Identify each line in the records below that contains the word "icon", and copy it.

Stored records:
-------------------------

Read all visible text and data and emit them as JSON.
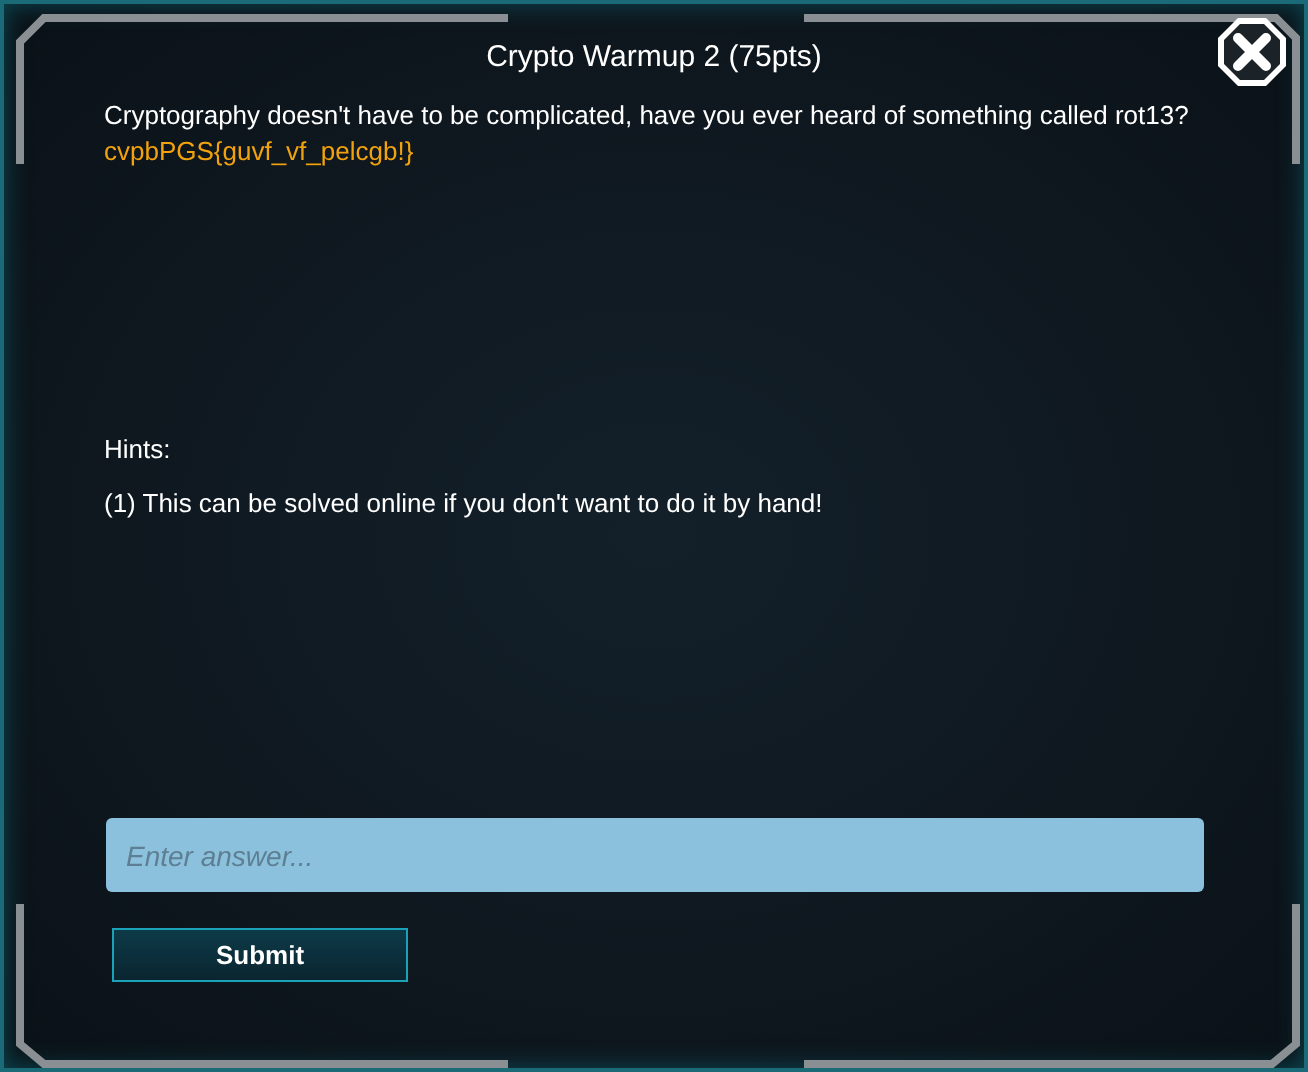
{
  "dialog": {
    "title": "Crypto Warmup 2 (75pts)",
    "description": "Cryptography doesn't have to be complicated, have you ever heard of something called rot13? ",
    "flag_text": "cvpbPGS{guvf_vf_pelcgb!}",
    "hints_label": "Hints:",
    "hints": [
      "(1) This can be solved online if you don't want to do it by hand!"
    ],
    "answer": {
      "placeholder": "Enter answer..."
    },
    "submit_button": "Submit"
  }
}
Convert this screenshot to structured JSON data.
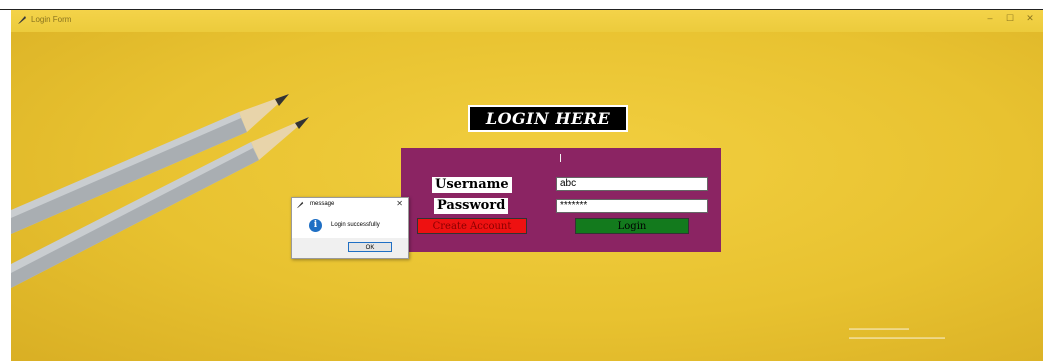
{
  "window": {
    "title": "Login Form",
    "controls": [
      "–",
      "☐",
      "✕"
    ]
  },
  "heading": "LOGIN HERE",
  "form": {
    "username_label": "Username",
    "password_label": "Password",
    "username_value": "abc",
    "password_value": "*******",
    "create_button": "Create Account",
    "login_button": "Login"
  },
  "dialog": {
    "title": "message",
    "text": "Login successfully",
    "ok_label": "OK",
    "close": "✕",
    "icon": "info-icon"
  },
  "colors": {
    "background": "#e9c53a",
    "panel": "#8b2463",
    "create_button": "#ee1111",
    "login_button": "#137a1d"
  }
}
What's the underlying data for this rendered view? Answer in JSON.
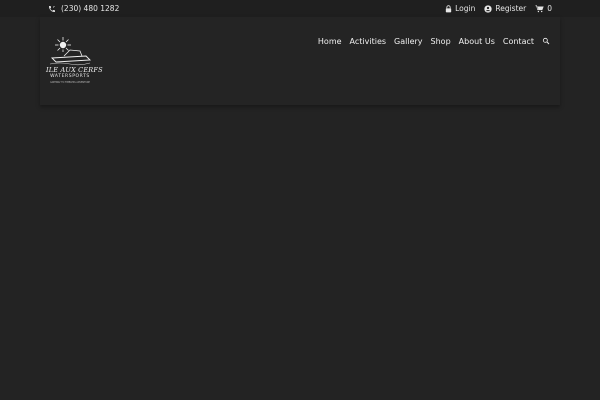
{
  "topbar": {
    "phone": "(230) 480 1282",
    "phone_icon": "phone-icon",
    "login_label": "Login",
    "login_icon": "lock-icon",
    "register_label": "Register",
    "register_icon": "account-circle-icon",
    "cart_count": "0",
    "cart_icon": "cart-icon"
  },
  "logo": {
    "brand": "ILE AUX CERFS",
    "subtitle": "WATERSPORTS",
    "tagline": "GATEWAY TO TIMELESS ADVENTURE"
  },
  "nav": {
    "items": [
      "Home",
      "Activities",
      "Gallery",
      "Shop",
      "About Us",
      "Contact"
    ],
    "search_icon": "search-icon"
  },
  "colors": {
    "background": "#232323",
    "topbar": "#1f1f1f",
    "header": "#242424",
    "text": "#e6e6e6"
  }
}
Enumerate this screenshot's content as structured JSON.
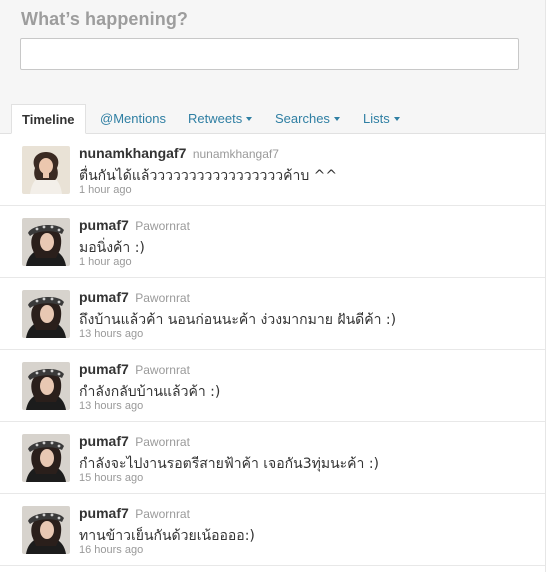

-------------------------

_ANSWER BOX:_
    "icon": "info-icon"
    "phone_icon": "phone-icon",
    "login_icon": "lock-icon",
    "register_icon": "account-circle-icon",
    "cart_icon": "cart-icon"
    "search_icon": "search-icon"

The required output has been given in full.